Next Feb. 2, the game goes outdoors in a cold-weather site for the first time, at MetLife Stadium in the New Jersey Meadowlands. If that gamble pays off for the NFL, look for other cities in similar climates—Washington, Baltimore, Philadelphia, Chicago, Denver—to bid for future Super Bowls.
The 2015 game will be played in the Phoenix area.

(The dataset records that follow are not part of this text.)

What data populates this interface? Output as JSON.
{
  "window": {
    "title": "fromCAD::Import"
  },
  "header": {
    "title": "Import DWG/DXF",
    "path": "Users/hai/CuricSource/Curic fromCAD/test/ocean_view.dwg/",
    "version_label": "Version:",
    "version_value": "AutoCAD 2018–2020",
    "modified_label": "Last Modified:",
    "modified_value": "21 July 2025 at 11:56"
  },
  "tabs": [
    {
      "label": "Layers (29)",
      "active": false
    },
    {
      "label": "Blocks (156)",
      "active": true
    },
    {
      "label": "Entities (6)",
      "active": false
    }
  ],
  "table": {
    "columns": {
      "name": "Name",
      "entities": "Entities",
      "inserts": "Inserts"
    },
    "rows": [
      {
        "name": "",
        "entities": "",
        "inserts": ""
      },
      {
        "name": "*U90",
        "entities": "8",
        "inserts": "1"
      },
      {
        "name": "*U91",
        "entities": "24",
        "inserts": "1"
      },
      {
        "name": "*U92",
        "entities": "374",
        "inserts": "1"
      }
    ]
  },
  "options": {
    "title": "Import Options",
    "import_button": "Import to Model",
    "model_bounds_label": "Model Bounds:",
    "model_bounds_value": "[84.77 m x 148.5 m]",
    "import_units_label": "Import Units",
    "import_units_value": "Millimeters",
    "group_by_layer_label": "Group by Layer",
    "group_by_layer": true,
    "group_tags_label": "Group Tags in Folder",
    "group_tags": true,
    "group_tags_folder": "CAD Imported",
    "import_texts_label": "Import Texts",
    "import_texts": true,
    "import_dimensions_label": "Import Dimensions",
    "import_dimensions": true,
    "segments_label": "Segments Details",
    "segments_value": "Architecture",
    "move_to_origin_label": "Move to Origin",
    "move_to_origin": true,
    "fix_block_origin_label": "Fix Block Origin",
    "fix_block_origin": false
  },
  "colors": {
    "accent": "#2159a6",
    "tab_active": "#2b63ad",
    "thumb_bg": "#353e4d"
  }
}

Earlier Tuesday, owners approved a $200 million loan for stadium construction in Atlanta. The multipurpose venue could cost as much as $1 billion, with team owner Arthur Blank committed to funding most of it. Blank, speaking at the NFL's spring meetings, called the decision by owners an "important milestone" in moving the project forward.